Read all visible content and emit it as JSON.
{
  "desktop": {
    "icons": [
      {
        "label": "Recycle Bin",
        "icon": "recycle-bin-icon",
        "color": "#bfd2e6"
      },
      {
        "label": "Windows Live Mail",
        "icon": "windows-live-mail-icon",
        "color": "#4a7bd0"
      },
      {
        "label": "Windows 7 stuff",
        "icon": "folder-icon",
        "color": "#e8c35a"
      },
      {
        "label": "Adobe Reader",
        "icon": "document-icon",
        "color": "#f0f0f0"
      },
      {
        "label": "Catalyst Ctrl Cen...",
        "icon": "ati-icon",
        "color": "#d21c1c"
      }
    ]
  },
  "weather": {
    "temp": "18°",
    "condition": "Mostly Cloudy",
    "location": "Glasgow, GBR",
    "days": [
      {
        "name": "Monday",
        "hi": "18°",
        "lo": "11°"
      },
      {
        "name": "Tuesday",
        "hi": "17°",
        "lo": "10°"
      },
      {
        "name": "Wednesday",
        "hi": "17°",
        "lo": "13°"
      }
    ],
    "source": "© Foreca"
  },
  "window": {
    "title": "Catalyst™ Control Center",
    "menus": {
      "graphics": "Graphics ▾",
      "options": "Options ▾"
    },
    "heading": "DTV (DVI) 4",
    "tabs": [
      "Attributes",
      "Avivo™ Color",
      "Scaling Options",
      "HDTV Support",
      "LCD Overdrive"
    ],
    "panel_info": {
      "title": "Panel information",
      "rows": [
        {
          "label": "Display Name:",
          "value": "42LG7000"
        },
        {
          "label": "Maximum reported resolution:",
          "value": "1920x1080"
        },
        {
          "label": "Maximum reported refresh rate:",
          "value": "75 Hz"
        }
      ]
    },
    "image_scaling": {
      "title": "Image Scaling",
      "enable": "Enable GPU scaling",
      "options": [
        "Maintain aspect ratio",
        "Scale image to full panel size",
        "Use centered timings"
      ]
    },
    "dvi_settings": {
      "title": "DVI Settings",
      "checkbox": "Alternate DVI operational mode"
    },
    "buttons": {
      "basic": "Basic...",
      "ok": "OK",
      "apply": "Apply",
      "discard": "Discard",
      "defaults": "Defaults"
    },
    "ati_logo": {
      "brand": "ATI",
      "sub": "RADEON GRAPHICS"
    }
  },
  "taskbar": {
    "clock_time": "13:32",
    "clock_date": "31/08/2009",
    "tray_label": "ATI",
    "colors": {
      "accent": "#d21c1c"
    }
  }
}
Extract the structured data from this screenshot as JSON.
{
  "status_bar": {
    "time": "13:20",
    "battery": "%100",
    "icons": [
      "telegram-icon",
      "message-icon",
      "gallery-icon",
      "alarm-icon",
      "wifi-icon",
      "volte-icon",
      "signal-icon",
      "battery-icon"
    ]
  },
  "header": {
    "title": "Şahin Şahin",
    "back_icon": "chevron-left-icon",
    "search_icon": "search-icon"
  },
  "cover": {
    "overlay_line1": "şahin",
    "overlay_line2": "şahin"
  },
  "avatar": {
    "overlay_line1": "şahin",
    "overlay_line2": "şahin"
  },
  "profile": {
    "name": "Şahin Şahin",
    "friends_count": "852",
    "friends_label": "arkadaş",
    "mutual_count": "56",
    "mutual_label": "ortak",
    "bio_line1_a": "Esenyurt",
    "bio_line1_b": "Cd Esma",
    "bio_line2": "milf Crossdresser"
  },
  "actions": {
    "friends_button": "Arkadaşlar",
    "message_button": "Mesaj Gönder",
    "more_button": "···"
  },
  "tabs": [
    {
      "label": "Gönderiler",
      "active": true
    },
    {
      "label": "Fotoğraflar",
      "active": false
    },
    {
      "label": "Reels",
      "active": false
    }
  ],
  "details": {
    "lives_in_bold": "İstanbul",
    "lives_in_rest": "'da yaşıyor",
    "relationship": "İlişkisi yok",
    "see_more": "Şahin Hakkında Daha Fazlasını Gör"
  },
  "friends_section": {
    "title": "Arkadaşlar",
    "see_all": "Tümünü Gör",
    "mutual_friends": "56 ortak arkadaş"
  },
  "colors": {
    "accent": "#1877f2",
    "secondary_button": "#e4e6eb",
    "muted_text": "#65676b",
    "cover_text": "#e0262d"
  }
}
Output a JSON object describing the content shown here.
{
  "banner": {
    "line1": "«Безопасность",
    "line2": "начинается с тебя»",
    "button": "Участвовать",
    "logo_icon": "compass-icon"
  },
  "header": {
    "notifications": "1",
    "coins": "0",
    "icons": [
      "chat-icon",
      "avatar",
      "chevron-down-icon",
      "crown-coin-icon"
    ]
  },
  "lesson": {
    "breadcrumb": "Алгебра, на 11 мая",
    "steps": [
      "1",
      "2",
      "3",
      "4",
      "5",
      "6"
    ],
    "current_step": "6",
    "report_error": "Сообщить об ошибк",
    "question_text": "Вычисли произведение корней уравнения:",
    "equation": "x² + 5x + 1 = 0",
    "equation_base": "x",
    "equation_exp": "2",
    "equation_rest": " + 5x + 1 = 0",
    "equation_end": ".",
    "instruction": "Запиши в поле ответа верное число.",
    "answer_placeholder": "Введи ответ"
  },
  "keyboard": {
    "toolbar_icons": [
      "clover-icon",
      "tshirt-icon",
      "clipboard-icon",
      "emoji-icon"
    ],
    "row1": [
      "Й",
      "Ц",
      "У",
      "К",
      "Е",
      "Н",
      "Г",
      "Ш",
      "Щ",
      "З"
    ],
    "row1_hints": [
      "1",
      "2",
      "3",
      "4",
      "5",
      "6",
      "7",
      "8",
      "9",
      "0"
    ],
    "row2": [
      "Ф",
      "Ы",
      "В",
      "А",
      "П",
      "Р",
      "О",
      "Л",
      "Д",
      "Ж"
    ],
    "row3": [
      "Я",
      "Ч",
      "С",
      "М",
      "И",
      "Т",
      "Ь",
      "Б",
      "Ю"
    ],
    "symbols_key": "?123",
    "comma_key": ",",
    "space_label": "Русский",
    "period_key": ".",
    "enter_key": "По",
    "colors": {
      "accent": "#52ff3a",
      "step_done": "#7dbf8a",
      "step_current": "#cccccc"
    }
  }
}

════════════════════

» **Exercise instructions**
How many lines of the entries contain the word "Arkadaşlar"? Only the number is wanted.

» **The answer**
2